▶ **What is expected**:
No image is to be carried over; reproduce the rest of the listing word for word.
*** Records to use Section Begins ***
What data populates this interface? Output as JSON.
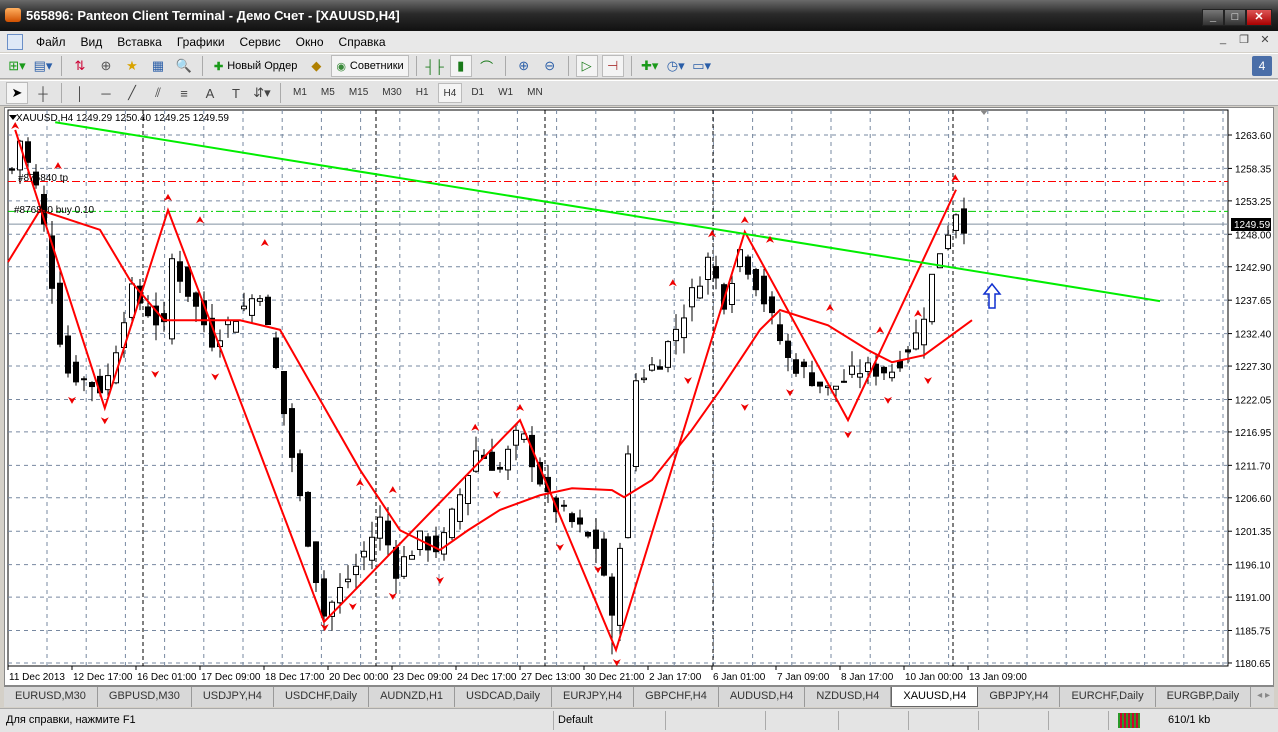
{
  "window": {
    "title": "565896: Panteon Client Terminal - Демо Счет - [XAUUSD,H4]"
  },
  "menu": [
    "Файл",
    "Вид",
    "Вставка",
    "Графики",
    "Сервис",
    "Окно",
    "Справка"
  ],
  "toolbar": {
    "new_order": "Новый Ордер",
    "experts": "Советники",
    "notifications": "4"
  },
  "timeframes": [
    "M1",
    "M5",
    "M15",
    "M30",
    "H1",
    "H4",
    "D1",
    "W1",
    "MN"
  ],
  "active_timeframe": "H4",
  "chart": {
    "header": "XAUUSD,H4  1249.29 1250.40 1249.25 1249.59",
    "tp_label": "#876840 tp",
    "order_label": "#876840 buy 0.10",
    "current_price": "1249.59",
    "colors": {
      "bull": "#ffffff",
      "bear": "#000000",
      "zigzag": "#ff0000",
      "ma": "#ff0000",
      "trendline": "#00ee00",
      "tp_line": "#ff0000",
      "order_line": "#00cc00"
    }
  },
  "chart_data": {
    "type": "candlestick",
    "symbol": "XAUUSD",
    "timeframe": "H4",
    "ylim": [
      1180.65,
      1263.6
    ],
    "price_ticks": [
      "1263.60",
      "1258.35",
      "1253.25",
      "1248.00",
      "1242.90",
      "1237.65",
      "1232.40",
      "1227.30",
      "1222.05",
      "1216.95",
      "1211.70",
      "1206.60",
      "1201.35",
      "1196.10",
      "1191.00",
      "1185.75",
      "1180.65"
    ],
    "time_ticks": [
      "11 Dec 2013",
      "12 Dec 17:00",
      "16 Dec 01:00",
      "17 Dec 09:00",
      "18 Dec 17:00",
      "20 Dec 00:00",
      "23 Dec 09:00",
      "24 Dec 17:00",
      "27 Dec 13:00",
      "30 Dec 21:00",
      "2 Jan 17:00",
      "6 Jan 01:00",
      "7 Jan 09:00",
      "8 Jan 17:00",
      "10 Jan 00:00",
      "13 Jan 09:00"
    ],
    "bar_count": 120,
    "close_path": [
      [
        0,
        1258.1
      ],
      [
        1,
        1262.8
      ],
      [
        3.5,
        1253.4
      ],
      [
        6.6,
        1226.7
      ],
      [
        11.6,
        1223.5
      ],
      [
        14.75,
        1239.2
      ],
      [
        19,
        1233
      ],
      [
        20,
        1244
      ],
      [
        25,
        1231.4
      ],
      [
        31,
        1239.2
      ],
      [
        33,
        1226.7
      ],
      [
        36,
        1206.3
      ],
      [
        39,
        1188.2
      ],
      [
        43.5,
        1196.8
      ],
      [
        46,
        1203.1
      ],
      [
        48,
        1195.3
      ],
      [
        51,
        1200
      ],
      [
        53.5,
        1198.4
      ],
      [
        58,
        1214.1
      ],
      [
        61,
        1211
      ],
      [
        63.5,
        1217.3
      ],
      [
        67,
        1206.3
      ],
      [
        71,
        1201.5
      ],
      [
        73.5,
        1198.4
      ],
      [
        75,
        1187
      ],
      [
        76,
        1200
      ],
      [
        78,
        1225.1
      ],
      [
        81,
        1228.3
      ],
      [
        83.5,
        1234.5
      ],
      [
        87,
        1244
      ],
      [
        89,
        1237.7
      ],
      [
        91,
        1245.5
      ],
      [
        93.5,
        1239.2
      ],
      [
        97,
        1228.3
      ],
      [
        102,
        1223.5
      ],
      [
        106,
        1226.7
      ],
      [
        110,
        1226.7
      ],
      [
        113.5,
        1233
      ],
      [
        115.5,
        1244
      ],
      [
        118,
        1251.8
      ],
      [
        119,
        1249.59
      ]
    ],
    "zigzag": [
      [
        0.4,
        1264.4
      ],
      [
        11.6,
        1220.7
      ],
      [
        19.5,
        1251.8
      ],
      [
        39,
        1187.1
      ],
      [
        63.5,
        1218.8
      ],
      [
        75.5,
        1182.7
      ],
      [
        91.6,
        1248.4
      ],
      [
        104.5,
        1218.8
      ],
      [
        118,
        1255
      ]
    ],
    "moving_average": [
      [
        -0.5,
        1243.65
      ],
      [
        3.5,
        1251.8
      ],
      [
        11,
        1248.7
      ],
      [
        14.75,
        1240.8
      ],
      [
        19,
        1234.5
      ],
      [
        23.5,
        1234.5
      ],
      [
        28.5,
        1234.5
      ],
      [
        33.5,
        1233
      ],
      [
        38.5,
        1222
      ],
      [
        43.5,
        1211
      ],
      [
        48.5,
        1201.5
      ],
      [
        53.5,
        1198.4
      ],
      [
        57,
        1201.5
      ],
      [
        61,
        1204.7
      ],
      [
        66,
        1207
      ],
      [
        70,
        1208.1
      ],
      [
        75,
        1207.8
      ],
      [
        76.5,
        1206.7
      ],
      [
        80,
        1209.4
      ],
      [
        85,
        1217.3
      ],
      [
        88.5,
        1223.5
      ],
      [
        93.5,
        1233
      ],
      [
        96,
        1236.1
      ],
      [
        102,
        1233.7
      ],
      [
        107,
        1229.8
      ],
      [
        110,
        1227.9
      ],
      [
        114,
        1229
      ],
      [
        120,
        1234.5
      ]
    ],
    "fractals_up": [
      [
        0.4,
        1264.7
      ],
      [
        5.75,
        1258.4
      ],
      [
        19.5,
        1253.4
      ],
      [
        23.5,
        1249.9
      ],
      [
        31.6,
        1246.3
      ],
      [
        43.5,
        1208.6
      ],
      [
        47.6,
        1207.5
      ],
      [
        57.9,
        1217.3
      ],
      [
        63.5,
        1220.4
      ],
      [
        82.6,
        1240
      ],
      [
        87.5,
        1247.7
      ],
      [
        91.6,
        1249.9
      ],
      [
        94.75,
        1246.8
      ],
      [
        102.25,
        1236.1
      ],
      [
        108.5,
        1232.6
      ],
      [
        113.25,
        1235.2
      ],
      [
        117.9,
        1256.5
      ]
    ],
    "fractals_down": [
      [
        7.5,
        1222.3
      ],
      [
        11.6,
        1219.1
      ],
      [
        17.9,
        1226.4
      ],
      [
        25.4,
        1226
      ],
      [
        39.1,
        1186.6
      ],
      [
        42.6,
        1189.9
      ],
      [
        47.6,
        1191.5
      ],
      [
        53.5,
        1194
      ],
      [
        60.6,
        1207.5
      ],
      [
        68.5,
        1199.2
      ],
      [
        73.25,
        1195.7
      ],
      [
        75.6,
        1181.1
      ],
      [
        84.5,
        1225.4
      ],
      [
        91.6,
        1221.2
      ],
      [
        97.25,
        1223.5
      ],
      [
        104.5,
        1216.9
      ],
      [
        109.5,
        1222.3
      ],
      [
        114.5,
        1225.4
      ]
    ],
    "trendline": [
      [
        5.4,
        1265.6
      ],
      [
        143.5,
        1237.5
      ]
    ],
    "tp_level": 1256.3,
    "order_level": 1251.6,
    "bid_level": 1249.59
  },
  "tabs": [
    "EURUSD,M30",
    "GBPUSD,M30",
    "USDJPY,H4",
    "USDCHF,Daily",
    "AUDNZD,H1",
    "USDCAD,Daily",
    "EURJPY,H4",
    "GBPCHF,H4",
    "AUDUSD,H4",
    "NZDUSD,H4",
    "XAUUSD,H4",
    "GBPJPY,H4",
    "EURCHF,Daily",
    "EURGBP,Daily"
  ],
  "active_tab": "XAUUSD,H4",
  "status": {
    "help": "Для справки, нажмите F1",
    "profile": "Default",
    "traffic": "610/1 kb"
  }
}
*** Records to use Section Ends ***
▶ **Response to the task**:
What data populates this interface? Output as JSON.
{
  "window": {
    "title": "565896: Panteon Client Terminal - Демо Счет - [XAUUSD,H4]"
  },
  "menu": [
    "Файл",
    "Вид",
    "Вставка",
    "Графики",
    "Сервис",
    "Окно",
    "Справка"
  ],
  "toolbar": {
    "new_order": "Новый Ордер",
    "experts": "Советники",
    "notifications": "4"
  },
  "timeframes": [
    "M1",
    "M5",
    "M15",
    "M30",
    "H1",
    "H4",
    "D1",
    "W1",
    "MN"
  ],
  "active_timeframe": "H4",
  "chart": {
    "header": "XAUUSD,H4  1249.29 1250.40 1249.25 1249.59",
    "tp_label": "#876840 tp",
    "order_label": "#876840 buy 0.10",
    "current_price": "1249.59",
    "colors": {
      "bull": "#ffffff",
      "bear": "#000000",
      "zigzag": "#ff0000",
      "ma": "#ff0000",
      "trendline": "#00ee00",
      "tp_line": "#ff0000",
      "order_line": "#00cc00"
    }
  },
  "chart_data": {
    "type": "candlestick",
    "symbol": "XAUUSD",
    "timeframe": "H4",
    "ylim": [
      1180.65,
      1263.6
    ],
    "price_ticks": [
      "1263.60",
      "1258.35",
      "1253.25",
      "1248.00",
      "1242.90",
      "1237.65",
      "1232.40",
      "1227.30",
      "1222.05",
      "1216.95",
      "1211.70",
      "1206.60",
      "1201.35",
      "1196.10",
      "1191.00",
      "1185.75",
      "1180.65"
    ],
    "time_ticks": [
      "11 Dec 2013",
      "12 Dec 17:00",
      "16 Dec 01:00",
      "17 Dec 09:00",
      "18 Dec 17:00",
      "20 Dec 00:00",
      "23 Dec 09:00",
      "24 Dec 17:00",
      "27 Dec 13:00",
      "30 Dec 21:00",
      "2 Jan 17:00",
      "6 Jan 01:00",
      "7 Jan 09:00",
      "8 Jan 17:00",
      "10 Jan 00:00",
      "13 Jan 09:00"
    ],
    "bar_count": 120,
    "close_path": [
      [
        0,
        1258.1
      ],
      [
        1,
        1262.8
      ],
      [
        3.5,
        1253.4
      ],
      [
        6.6,
        1226.7
      ],
      [
        11.6,
        1223.5
      ],
      [
        14.75,
        1239.2
      ],
      [
        19,
        1233
      ],
      [
        20,
        1244
      ],
      [
        25,
        1231.4
      ],
      [
        31,
        1239.2
      ],
      [
        33,
        1226.7
      ],
      [
        36,
        1206.3
      ],
      [
        39,
        1188.2
      ],
      [
        43.5,
        1196.8
      ],
      [
        46,
        1203.1
      ],
      [
        48,
        1195.3
      ],
      [
        51,
        1200
      ],
      [
        53.5,
        1198.4
      ],
      [
        58,
        1214.1
      ],
      [
        61,
        1211
      ],
      [
        63.5,
        1217.3
      ],
      [
        67,
        1206.3
      ],
      [
        71,
        1201.5
      ],
      [
        73.5,
        1198.4
      ],
      [
        75,
        1187
      ],
      [
        76,
        1200
      ],
      [
        78,
        1225.1
      ],
      [
        81,
        1228.3
      ],
      [
        83.5,
        1234.5
      ],
      [
        87,
        1244
      ],
      [
        89,
        1237.7
      ],
      [
        91,
        1245.5
      ],
      [
        93.5,
        1239.2
      ],
      [
        97,
        1228.3
      ],
      [
        102,
        1223.5
      ],
      [
        106,
        1226.7
      ],
      [
        110,
        1226.7
      ],
      [
        113.5,
        1233
      ],
      [
        115.5,
        1244
      ],
      [
        118,
        1251.8
      ],
      [
        119,
        1249.59
      ]
    ],
    "zigzag": [
      [
        0.4,
        1264.4
      ],
      [
        11.6,
        1220.7
      ],
      [
        19.5,
        1251.8
      ],
      [
        39,
        1187.1
      ],
      [
        63.5,
        1218.8
      ],
      [
        75.5,
        1182.7
      ],
      [
        91.6,
        1248.4
      ],
      [
        104.5,
        1218.8
      ],
      [
        118,
        1255
      ]
    ],
    "moving_average": [
      [
        -0.5,
        1243.65
      ],
      [
        3.5,
        1251.8
      ],
      [
        11,
        1248.7
      ],
      [
        14.75,
        1240.8
      ],
      [
        19,
        1234.5
      ],
      [
        23.5,
        1234.5
      ],
      [
        28.5,
        1234.5
      ],
      [
        33.5,
        1233
      ],
      [
        38.5,
        1222
      ],
      [
        43.5,
        1211
      ],
      [
        48.5,
        1201.5
      ],
      [
        53.5,
        1198.4
      ],
      [
        57,
        1201.5
      ],
      [
        61,
        1204.7
      ],
      [
        66,
        1207
      ],
      [
        70,
        1208.1
      ],
      [
        75,
        1207.8
      ],
      [
        76.5,
        1206.7
      ],
      [
        80,
        1209.4
      ],
      [
        85,
        1217.3
      ],
      [
        88.5,
        1223.5
      ],
      [
        93.5,
        1233
      ],
      [
        96,
        1236.1
      ],
      [
        102,
        1233.7
      ],
      [
        107,
        1229.8
      ],
      [
        110,
        1227.9
      ],
      [
        114,
        1229
      ],
      [
        120,
        1234.5
      ]
    ],
    "fractals_up": [
      [
        0.4,
        1264.7
      ],
      [
        5.75,
        1258.4
      ],
      [
        19.5,
        1253.4
      ],
      [
        23.5,
        1249.9
      ],
      [
        31.6,
        1246.3
      ],
      [
        43.5,
        1208.6
      ],
      [
        47.6,
        1207.5
      ],
      [
        57.9,
        1217.3
      ],
      [
        63.5,
        1220.4
      ],
      [
        82.6,
        1240
      ],
      [
        87.5,
        1247.7
      ],
      [
        91.6,
        1249.9
      ],
      [
        94.75,
        1246.8
      ],
      [
        102.25,
        1236.1
      ],
      [
        108.5,
        1232.6
      ],
      [
        113.25,
        1235.2
      ],
      [
        117.9,
        1256.5
      ]
    ],
    "fractals_down": [
      [
        7.5,
        1222.3
      ],
      [
        11.6,
        1219.1
      ],
      [
        17.9,
        1226.4
      ],
      [
        25.4,
        1226
      ],
      [
        39.1,
        1186.6
      ],
      [
        42.6,
        1189.9
      ],
      [
        47.6,
        1191.5
      ],
      [
        53.5,
        1194
      ],
      [
        60.6,
        1207.5
      ],
      [
        68.5,
        1199.2
      ],
      [
        73.25,
        1195.7
      ],
      [
        75.6,
        1181.1
      ],
      [
        84.5,
        1225.4
      ],
      [
        91.6,
        1221.2
      ],
      [
        97.25,
        1223.5
      ],
      [
        104.5,
        1216.9
      ],
      [
        109.5,
        1222.3
      ],
      [
        114.5,
        1225.4
      ]
    ],
    "trendline": [
      [
        5.4,
        1265.6
      ],
      [
        143.5,
        1237.5
      ]
    ],
    "tp_level": 1256.3,
    "order_level": 1251.6,
    "bid_level": 1249.59
  },
  "tabs": [
    "EURUSD,M30",
    "GBPUSD,M30",
    "USDJPY,H4",
    "USDCHF,Daily",
    "AUDNZD,H1",
    "USDCAD,Daily",
    "EURJPY,H4",
    "GBPCHF,H4",
    "AUDUSD,H4",
    "NZDUSD,H4",
    "XAUUSD,H4",
    "GBPJPY,H4",
    "EURCHF,Daily",
    "EURGBP,Daily"
  ],
  "active_tab": "XAUUSD,H4",
  "status": {
    "help": "Для справки, нажмите F1",
    "profile": "Default",
    "traffic": "610/1 kb"
  }
}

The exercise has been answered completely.